* _Assignment_
Note each line of the listing that contains the string "Temperature", and copy it.

* _Material provided_
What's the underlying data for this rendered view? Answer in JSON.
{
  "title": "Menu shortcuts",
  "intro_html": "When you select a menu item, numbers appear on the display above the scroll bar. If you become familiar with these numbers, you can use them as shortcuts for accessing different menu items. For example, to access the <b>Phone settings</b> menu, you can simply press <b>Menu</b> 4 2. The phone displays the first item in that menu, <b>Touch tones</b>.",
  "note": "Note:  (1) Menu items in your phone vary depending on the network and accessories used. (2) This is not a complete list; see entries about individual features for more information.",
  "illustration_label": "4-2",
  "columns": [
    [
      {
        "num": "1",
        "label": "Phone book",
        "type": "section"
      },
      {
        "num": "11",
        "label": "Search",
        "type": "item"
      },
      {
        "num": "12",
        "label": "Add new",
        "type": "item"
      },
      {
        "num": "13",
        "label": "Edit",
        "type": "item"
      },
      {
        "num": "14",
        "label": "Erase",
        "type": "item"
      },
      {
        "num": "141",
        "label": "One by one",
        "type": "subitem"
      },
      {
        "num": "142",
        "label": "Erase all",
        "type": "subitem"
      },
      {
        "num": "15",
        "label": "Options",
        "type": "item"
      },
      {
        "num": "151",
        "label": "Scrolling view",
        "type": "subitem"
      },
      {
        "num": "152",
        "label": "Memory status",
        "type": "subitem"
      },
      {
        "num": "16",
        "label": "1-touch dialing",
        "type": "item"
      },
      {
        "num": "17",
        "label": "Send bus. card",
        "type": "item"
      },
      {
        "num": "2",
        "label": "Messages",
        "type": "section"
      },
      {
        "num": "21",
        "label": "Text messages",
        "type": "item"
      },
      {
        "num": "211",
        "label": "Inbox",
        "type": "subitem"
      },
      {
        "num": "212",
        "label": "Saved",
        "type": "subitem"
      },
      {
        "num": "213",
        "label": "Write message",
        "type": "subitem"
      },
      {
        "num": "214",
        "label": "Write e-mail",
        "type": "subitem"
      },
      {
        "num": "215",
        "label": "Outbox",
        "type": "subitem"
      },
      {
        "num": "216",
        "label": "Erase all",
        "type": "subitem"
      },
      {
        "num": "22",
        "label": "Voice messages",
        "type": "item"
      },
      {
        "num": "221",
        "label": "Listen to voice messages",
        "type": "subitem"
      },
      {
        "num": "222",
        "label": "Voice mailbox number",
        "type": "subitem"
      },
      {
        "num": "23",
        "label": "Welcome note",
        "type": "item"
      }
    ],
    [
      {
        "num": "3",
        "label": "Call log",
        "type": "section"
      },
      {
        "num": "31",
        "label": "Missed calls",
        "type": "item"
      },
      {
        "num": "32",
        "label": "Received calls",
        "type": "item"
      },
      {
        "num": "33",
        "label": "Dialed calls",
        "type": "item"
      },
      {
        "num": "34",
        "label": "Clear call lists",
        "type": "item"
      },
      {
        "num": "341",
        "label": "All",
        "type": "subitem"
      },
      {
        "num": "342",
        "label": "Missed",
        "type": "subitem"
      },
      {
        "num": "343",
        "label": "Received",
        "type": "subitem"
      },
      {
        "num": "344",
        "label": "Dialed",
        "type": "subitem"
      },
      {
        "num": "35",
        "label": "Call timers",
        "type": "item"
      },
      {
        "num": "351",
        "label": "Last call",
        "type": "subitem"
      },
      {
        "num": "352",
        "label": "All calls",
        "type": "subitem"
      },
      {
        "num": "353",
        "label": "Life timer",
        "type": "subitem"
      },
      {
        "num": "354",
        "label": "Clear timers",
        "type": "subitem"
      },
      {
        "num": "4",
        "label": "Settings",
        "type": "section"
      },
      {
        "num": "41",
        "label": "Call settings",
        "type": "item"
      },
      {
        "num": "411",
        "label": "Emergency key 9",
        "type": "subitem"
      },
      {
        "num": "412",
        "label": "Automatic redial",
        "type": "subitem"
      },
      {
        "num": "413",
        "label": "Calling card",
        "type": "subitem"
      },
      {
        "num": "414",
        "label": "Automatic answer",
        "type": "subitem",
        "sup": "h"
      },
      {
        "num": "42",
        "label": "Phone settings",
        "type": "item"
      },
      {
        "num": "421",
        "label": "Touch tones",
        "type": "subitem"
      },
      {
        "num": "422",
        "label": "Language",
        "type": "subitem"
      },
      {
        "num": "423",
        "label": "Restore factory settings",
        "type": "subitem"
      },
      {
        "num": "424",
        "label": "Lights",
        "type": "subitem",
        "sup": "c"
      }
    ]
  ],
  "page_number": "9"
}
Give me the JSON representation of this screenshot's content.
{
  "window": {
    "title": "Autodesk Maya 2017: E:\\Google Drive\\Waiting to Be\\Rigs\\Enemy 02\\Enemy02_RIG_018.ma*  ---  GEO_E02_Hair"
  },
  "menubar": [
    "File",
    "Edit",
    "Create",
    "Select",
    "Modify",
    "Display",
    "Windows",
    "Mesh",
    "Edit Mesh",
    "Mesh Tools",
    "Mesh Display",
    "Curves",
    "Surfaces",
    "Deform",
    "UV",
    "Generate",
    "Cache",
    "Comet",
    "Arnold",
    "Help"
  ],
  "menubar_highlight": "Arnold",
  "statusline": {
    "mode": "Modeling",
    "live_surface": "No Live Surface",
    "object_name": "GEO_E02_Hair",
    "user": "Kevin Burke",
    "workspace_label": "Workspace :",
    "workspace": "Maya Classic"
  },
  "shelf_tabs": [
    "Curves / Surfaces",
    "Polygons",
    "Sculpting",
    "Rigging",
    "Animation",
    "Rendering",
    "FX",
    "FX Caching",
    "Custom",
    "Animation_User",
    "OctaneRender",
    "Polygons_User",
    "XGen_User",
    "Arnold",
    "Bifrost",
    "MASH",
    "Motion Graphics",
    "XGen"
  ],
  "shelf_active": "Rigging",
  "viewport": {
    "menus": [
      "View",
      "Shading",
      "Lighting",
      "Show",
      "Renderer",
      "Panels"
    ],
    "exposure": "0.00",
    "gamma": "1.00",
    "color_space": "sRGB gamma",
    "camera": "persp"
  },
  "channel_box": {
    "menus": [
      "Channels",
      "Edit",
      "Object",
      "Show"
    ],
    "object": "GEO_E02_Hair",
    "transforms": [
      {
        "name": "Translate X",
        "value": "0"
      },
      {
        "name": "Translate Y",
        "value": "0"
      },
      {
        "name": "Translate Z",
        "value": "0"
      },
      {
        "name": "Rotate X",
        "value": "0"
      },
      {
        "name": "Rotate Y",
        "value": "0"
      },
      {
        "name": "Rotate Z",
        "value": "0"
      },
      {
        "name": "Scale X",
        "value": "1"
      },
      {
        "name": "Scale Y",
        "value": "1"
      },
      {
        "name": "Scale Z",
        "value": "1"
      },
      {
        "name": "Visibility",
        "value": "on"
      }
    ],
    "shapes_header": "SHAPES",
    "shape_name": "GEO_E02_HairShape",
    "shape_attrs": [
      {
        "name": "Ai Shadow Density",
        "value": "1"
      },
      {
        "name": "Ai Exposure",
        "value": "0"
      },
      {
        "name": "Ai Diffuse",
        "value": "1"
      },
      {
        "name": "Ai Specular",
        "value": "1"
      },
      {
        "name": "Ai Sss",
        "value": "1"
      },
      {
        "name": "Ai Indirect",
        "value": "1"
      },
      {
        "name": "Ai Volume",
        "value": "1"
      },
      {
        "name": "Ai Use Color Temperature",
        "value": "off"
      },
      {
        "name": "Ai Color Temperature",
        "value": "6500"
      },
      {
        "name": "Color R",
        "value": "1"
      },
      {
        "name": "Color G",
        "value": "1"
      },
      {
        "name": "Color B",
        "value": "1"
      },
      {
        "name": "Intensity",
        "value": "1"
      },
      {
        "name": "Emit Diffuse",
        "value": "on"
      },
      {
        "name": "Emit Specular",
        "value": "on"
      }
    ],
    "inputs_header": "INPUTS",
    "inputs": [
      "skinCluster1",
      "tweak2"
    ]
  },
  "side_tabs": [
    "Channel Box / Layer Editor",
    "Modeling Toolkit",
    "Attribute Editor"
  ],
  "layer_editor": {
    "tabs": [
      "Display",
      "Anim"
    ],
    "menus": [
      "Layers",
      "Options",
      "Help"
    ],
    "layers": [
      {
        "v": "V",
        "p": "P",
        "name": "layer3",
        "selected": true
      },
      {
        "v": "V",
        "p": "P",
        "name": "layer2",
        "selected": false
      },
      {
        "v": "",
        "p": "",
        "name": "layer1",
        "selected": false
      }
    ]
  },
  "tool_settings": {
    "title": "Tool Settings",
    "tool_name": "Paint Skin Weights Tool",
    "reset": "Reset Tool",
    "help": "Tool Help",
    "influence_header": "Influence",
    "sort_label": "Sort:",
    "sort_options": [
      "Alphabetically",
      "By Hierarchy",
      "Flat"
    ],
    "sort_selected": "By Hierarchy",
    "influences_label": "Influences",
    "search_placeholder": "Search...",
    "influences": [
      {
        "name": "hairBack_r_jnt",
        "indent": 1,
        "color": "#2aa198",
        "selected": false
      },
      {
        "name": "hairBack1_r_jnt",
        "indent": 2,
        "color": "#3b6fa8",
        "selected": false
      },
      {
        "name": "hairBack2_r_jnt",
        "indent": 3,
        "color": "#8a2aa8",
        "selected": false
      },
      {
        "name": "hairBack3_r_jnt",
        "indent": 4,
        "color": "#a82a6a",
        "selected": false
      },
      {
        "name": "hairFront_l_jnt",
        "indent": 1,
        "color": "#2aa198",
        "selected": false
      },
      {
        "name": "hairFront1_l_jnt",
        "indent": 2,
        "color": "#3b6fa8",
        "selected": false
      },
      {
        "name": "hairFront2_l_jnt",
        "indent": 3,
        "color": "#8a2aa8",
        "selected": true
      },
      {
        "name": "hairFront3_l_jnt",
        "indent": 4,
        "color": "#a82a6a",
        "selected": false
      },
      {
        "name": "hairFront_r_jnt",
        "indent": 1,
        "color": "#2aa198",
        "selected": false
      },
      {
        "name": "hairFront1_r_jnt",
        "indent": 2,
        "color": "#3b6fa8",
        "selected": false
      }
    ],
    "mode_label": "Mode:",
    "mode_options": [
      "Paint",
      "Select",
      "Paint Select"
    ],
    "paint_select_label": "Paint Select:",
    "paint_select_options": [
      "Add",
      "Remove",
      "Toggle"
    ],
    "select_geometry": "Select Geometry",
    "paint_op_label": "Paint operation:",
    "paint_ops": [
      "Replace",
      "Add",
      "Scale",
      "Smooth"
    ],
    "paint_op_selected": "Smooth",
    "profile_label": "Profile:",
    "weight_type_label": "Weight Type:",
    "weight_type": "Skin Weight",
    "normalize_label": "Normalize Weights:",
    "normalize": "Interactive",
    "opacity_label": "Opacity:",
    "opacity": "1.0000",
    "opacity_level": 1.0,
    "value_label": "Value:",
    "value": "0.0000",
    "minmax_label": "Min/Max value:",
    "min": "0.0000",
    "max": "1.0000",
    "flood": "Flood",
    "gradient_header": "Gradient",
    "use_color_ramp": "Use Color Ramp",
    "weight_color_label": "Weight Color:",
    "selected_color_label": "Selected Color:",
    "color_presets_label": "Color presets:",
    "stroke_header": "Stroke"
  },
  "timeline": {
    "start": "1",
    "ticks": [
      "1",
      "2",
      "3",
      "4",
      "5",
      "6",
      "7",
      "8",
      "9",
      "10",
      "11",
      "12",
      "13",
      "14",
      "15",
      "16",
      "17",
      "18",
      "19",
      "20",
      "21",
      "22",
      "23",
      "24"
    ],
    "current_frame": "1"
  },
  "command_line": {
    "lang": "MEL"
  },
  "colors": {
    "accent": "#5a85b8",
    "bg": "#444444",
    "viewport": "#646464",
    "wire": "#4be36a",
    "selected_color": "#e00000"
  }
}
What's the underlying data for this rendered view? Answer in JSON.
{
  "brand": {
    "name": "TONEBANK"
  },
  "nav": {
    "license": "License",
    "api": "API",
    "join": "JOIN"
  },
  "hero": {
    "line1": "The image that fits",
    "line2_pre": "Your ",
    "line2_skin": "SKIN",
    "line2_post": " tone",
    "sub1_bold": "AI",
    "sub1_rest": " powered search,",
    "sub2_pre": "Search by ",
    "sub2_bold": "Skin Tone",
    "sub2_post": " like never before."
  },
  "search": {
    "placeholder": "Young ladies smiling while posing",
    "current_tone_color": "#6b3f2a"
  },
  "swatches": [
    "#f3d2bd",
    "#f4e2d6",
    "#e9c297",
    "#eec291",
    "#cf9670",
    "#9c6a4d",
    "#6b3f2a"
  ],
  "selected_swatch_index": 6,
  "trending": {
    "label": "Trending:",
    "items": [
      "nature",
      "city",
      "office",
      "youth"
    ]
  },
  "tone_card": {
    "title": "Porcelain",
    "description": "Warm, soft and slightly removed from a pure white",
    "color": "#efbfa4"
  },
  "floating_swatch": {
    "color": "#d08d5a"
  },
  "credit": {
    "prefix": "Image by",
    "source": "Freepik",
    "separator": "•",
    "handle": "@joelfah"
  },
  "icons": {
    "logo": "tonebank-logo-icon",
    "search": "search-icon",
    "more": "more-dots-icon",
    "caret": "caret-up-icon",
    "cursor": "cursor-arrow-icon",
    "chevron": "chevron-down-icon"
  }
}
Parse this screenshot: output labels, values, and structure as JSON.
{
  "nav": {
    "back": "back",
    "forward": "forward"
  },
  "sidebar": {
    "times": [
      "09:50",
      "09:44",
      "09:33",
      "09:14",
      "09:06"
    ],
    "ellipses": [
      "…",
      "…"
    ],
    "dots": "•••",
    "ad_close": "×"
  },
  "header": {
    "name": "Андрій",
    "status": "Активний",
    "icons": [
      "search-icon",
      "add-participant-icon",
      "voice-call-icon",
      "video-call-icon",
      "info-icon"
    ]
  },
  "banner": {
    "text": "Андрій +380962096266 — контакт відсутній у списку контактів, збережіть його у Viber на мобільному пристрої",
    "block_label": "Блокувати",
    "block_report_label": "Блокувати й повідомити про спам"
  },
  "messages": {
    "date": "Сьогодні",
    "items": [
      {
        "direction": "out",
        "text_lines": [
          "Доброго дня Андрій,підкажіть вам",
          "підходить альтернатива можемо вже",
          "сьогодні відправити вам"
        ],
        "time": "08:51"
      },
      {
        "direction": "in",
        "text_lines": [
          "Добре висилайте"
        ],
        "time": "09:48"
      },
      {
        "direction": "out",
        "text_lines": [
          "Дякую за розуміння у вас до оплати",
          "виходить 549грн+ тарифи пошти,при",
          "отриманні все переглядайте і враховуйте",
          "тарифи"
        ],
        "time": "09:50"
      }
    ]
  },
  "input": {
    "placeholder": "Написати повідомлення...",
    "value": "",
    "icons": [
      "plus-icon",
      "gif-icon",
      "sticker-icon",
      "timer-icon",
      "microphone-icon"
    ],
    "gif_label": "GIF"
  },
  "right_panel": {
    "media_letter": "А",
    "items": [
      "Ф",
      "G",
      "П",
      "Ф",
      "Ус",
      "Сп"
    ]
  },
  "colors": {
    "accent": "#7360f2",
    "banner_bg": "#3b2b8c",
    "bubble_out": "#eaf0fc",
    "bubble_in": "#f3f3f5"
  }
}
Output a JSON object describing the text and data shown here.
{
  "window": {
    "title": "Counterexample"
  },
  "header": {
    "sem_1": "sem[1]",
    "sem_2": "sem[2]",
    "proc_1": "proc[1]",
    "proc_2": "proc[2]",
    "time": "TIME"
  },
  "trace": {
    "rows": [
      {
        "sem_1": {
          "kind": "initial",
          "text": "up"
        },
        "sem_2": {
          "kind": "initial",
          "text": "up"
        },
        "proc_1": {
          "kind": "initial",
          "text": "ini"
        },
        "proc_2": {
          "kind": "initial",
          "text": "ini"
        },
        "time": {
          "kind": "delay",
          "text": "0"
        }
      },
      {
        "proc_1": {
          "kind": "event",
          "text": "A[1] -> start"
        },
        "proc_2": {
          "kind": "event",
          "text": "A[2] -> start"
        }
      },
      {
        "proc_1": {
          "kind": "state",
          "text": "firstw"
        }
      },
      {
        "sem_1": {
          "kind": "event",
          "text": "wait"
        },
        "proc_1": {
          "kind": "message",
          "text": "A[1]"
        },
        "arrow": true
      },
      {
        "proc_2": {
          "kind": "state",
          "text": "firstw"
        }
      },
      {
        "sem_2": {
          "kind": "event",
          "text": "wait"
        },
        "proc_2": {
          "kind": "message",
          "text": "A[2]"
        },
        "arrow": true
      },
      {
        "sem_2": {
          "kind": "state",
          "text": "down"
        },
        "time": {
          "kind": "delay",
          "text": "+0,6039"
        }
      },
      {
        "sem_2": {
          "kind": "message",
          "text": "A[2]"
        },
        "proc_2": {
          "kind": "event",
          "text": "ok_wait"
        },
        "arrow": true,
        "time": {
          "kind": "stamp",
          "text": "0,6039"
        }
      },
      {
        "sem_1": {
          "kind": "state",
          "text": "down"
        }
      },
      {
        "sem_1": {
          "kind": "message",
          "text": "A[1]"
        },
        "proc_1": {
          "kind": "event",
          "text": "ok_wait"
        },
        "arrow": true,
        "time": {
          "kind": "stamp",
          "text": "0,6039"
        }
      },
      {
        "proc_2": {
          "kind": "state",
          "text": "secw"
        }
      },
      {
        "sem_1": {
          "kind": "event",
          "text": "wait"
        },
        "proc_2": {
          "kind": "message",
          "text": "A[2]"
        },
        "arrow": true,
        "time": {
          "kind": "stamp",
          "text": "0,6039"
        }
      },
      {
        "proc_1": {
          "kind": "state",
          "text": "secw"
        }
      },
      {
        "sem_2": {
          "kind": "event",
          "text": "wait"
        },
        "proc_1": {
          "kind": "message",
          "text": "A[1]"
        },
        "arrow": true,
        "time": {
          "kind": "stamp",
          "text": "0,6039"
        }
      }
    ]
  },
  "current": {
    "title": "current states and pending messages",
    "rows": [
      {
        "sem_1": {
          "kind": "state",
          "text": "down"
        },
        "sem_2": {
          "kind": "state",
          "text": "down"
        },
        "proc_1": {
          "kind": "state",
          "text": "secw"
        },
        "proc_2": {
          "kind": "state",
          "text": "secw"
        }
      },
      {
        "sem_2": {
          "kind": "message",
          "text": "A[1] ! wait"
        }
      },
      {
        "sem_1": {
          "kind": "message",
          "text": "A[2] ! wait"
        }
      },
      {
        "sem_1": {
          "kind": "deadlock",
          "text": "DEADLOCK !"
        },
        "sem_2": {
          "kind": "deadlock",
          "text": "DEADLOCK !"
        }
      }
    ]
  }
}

* _Answer area_
        "name": "Ai Use Color Temperature",
        "name": "Ai Color Temperature",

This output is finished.